It is also possible to set the target of the spotlight to a mesh that you have in the scene before hand.
Spotlights are a type of light in three.js that can be used to cast shadows. This is something that will not just work right out of the gate, as properties need to be set for the spotLight, renderer, and the objects in your scene that will cast, and receive shadows. Also shadows will not work with some renderer’s, but It should in most cases work just fine with the webGL renderer.
One thing to keep in mind though is that shadows will of course eat up more processing power compared to not using them, which is why you might consider putting in an option to turn them off when designing your project.
First off make sure you are using a renderer that supports shadows in the first place, the plane old 2d canvas renderer for instance does not. If you are using a renderer that does support shadows, and think you might do okay with the default settings for the shadow map of the renderer then all you have to do, for the renderer at least, is to set the shadowMap.enabled boolean to true.

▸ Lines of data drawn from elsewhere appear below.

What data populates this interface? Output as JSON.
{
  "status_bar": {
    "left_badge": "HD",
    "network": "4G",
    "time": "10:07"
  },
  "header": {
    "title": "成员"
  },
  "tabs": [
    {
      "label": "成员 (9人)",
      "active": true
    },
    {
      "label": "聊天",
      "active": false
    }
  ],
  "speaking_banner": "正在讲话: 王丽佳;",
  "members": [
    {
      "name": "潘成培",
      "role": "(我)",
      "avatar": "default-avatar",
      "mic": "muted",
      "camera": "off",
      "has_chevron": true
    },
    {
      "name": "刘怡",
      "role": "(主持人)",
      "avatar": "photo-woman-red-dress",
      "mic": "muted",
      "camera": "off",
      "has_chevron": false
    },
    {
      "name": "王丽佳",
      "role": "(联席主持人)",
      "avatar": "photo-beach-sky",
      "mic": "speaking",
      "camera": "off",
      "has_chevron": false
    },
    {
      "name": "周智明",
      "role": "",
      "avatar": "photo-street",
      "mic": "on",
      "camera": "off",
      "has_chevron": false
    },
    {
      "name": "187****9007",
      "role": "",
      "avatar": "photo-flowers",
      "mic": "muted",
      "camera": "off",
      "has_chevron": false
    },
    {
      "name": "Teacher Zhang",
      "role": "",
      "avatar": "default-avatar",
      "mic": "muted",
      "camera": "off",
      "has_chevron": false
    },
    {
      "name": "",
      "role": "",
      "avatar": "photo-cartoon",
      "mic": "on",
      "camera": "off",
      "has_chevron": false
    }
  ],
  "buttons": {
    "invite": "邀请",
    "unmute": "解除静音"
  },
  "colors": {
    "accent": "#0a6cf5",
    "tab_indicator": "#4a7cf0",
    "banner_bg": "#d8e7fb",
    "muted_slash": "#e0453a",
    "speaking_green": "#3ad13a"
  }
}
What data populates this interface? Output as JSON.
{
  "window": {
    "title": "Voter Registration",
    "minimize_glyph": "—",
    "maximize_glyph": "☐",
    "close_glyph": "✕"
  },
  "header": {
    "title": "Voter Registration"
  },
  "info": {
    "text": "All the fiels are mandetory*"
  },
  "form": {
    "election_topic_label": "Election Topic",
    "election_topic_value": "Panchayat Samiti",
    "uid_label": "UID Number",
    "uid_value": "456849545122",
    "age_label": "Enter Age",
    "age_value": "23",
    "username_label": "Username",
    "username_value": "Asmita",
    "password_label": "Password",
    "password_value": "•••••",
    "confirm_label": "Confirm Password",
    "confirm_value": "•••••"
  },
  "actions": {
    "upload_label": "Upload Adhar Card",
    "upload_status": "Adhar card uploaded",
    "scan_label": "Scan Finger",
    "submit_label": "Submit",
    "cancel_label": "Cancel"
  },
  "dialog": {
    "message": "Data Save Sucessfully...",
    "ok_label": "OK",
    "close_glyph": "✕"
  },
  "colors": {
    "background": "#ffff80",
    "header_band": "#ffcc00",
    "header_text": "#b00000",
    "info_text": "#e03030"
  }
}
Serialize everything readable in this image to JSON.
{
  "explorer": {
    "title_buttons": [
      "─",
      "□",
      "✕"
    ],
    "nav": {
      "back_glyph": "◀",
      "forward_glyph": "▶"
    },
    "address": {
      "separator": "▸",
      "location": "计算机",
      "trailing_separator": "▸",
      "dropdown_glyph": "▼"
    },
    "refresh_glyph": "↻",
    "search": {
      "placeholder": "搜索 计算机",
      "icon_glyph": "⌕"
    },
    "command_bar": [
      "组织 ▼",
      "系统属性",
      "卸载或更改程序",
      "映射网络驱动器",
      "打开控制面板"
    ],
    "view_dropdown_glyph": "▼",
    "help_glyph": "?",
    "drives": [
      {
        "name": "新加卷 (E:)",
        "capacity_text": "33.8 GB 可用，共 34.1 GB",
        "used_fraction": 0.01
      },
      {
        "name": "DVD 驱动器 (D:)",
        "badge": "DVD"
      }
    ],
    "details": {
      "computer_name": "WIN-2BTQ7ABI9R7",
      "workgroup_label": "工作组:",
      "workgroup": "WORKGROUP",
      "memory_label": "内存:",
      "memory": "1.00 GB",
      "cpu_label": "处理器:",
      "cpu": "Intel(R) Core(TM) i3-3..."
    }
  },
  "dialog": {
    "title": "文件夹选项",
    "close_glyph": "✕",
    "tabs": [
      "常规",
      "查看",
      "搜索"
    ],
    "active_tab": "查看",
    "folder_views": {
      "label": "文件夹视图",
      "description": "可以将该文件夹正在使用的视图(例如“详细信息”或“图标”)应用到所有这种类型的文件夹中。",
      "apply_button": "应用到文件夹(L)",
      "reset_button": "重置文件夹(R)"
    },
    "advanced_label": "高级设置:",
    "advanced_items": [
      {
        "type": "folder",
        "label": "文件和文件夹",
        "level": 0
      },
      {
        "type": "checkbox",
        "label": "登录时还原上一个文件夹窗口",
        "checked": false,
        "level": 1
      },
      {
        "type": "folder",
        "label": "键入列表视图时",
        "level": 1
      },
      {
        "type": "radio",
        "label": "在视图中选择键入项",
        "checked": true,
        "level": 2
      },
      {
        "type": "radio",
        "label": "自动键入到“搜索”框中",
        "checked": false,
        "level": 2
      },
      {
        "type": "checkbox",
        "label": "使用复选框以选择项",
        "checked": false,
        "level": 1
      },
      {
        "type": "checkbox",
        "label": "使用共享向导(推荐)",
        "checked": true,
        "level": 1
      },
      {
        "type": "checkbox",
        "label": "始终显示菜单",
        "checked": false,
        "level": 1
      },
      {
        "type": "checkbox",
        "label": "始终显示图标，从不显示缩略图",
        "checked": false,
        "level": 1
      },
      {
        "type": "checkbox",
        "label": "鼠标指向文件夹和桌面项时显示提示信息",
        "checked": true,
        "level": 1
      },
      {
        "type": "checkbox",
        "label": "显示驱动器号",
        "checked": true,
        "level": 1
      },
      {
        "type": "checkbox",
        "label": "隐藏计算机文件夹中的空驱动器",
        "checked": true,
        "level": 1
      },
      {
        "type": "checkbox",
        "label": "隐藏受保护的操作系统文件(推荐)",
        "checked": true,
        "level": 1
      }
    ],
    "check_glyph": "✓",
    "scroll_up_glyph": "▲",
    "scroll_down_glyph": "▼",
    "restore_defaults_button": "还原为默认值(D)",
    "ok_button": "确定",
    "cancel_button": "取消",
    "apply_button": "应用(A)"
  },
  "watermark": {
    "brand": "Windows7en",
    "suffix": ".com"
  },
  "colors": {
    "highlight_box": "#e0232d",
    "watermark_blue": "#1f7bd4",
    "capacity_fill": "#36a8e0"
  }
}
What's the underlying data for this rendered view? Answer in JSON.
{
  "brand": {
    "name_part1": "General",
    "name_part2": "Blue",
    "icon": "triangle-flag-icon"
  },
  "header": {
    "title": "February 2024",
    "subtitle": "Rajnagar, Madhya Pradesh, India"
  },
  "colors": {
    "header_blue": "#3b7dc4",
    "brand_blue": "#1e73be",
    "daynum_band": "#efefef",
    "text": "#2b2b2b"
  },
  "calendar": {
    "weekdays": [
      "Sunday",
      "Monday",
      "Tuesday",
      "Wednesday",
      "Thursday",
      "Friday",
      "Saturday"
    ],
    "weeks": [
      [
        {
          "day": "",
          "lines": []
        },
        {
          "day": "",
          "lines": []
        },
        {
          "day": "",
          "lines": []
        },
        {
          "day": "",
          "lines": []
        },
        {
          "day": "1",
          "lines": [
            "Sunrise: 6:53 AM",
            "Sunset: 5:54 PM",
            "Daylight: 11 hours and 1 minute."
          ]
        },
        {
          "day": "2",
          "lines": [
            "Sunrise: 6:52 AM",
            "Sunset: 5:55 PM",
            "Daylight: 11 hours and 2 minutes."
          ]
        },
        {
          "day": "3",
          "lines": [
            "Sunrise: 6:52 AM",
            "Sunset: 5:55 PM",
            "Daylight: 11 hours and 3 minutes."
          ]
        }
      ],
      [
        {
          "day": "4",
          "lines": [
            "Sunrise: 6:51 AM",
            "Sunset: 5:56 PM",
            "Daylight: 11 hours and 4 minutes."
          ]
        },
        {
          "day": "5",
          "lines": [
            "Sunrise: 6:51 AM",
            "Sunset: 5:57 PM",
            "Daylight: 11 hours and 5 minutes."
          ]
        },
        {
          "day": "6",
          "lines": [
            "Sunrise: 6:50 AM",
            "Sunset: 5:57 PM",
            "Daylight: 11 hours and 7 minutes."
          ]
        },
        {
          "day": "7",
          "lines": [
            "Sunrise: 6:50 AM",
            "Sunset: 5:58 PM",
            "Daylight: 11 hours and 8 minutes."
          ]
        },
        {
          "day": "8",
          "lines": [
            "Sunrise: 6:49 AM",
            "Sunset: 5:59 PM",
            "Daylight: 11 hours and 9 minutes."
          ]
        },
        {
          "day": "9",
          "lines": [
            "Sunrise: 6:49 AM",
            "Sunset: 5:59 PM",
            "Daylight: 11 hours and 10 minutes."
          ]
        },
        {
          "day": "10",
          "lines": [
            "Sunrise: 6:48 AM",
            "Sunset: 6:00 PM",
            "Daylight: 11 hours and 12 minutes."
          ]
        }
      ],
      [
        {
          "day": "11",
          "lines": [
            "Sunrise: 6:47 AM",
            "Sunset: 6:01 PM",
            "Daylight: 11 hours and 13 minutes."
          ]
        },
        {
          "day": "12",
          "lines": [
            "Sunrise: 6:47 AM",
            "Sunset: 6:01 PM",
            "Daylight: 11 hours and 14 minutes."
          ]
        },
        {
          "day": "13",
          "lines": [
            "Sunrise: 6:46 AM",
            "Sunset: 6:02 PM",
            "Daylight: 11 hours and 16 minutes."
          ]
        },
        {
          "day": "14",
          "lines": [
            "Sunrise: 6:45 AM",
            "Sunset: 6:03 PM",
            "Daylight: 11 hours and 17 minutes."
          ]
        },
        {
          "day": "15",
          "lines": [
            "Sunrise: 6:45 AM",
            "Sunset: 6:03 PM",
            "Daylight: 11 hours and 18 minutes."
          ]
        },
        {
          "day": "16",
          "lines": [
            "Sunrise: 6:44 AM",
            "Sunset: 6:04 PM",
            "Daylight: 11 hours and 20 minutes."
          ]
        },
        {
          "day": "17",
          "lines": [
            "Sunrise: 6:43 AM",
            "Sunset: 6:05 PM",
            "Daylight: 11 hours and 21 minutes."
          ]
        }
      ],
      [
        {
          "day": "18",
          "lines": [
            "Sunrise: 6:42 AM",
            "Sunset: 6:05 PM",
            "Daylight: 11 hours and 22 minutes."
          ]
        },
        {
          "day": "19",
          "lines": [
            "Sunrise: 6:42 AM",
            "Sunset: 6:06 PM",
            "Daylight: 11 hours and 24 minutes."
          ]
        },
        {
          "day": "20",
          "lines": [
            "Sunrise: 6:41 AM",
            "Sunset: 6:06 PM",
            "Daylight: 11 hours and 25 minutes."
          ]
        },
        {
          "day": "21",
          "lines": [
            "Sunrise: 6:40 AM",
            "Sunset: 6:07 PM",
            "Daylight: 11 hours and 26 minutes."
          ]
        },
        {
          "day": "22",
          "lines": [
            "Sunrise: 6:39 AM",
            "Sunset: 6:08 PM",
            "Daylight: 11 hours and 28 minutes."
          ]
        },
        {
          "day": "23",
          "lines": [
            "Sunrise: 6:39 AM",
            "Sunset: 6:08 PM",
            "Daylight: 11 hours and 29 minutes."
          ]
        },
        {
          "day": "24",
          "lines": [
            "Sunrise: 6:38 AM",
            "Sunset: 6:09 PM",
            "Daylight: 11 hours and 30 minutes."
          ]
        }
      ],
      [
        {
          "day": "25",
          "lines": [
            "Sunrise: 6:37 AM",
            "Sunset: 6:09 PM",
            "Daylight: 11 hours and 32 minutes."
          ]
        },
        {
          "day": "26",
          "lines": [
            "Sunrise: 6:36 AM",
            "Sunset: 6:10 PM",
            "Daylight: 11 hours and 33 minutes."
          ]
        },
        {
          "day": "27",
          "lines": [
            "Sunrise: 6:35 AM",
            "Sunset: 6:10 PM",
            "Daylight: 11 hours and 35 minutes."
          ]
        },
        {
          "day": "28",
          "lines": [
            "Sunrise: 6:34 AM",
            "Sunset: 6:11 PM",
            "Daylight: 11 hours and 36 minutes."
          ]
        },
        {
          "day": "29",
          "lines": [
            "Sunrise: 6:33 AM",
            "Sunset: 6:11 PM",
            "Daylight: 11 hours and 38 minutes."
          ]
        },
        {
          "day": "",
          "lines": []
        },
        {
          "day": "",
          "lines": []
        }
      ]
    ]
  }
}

The Object3D class has castShadow, and receiveShadow properties that both default to false. You will want to set one, the other, or both of these booleans to true for any and all objects in your scene that you want to have cast or receive shadows.
Notice that I am also using the Lambert material with my cube that will respond to light, be sure you are using a material like that unless for some reason you want an object that will cast a shadow, but not reflect a light source.
Just like the objects that will case or receive shadows, you will want to set the castShadow boolean of the spotLight instance to true. In addition there are some more properties of the spotLight that you may want to play with that have to do with setting the resolution of the shadow map, and the geometry of the cone of the spotlight.
There are a number of properties that can be used to change the geometry of the cone that composes the area of the spotlight. two major values that may come to mind are the angle of the cone, as well as the distance.
These can be used to set the geometry of the cone, in addition to that there are more values that have to do with the intensity of the light, and the penumbra of the spotlight.
If you want to see what is going on with the spotlight, by having a way of showing the current area of the cone with some lines, there is no need to make your own object for dong so. There is a special helper class in three.js just for this purpose.
There is much more to know about spotlights, and lights in general as well as the differences in the materials that respond to lights like the spotlight. As I author, and update more demos I might get around to updating, and expanding this post.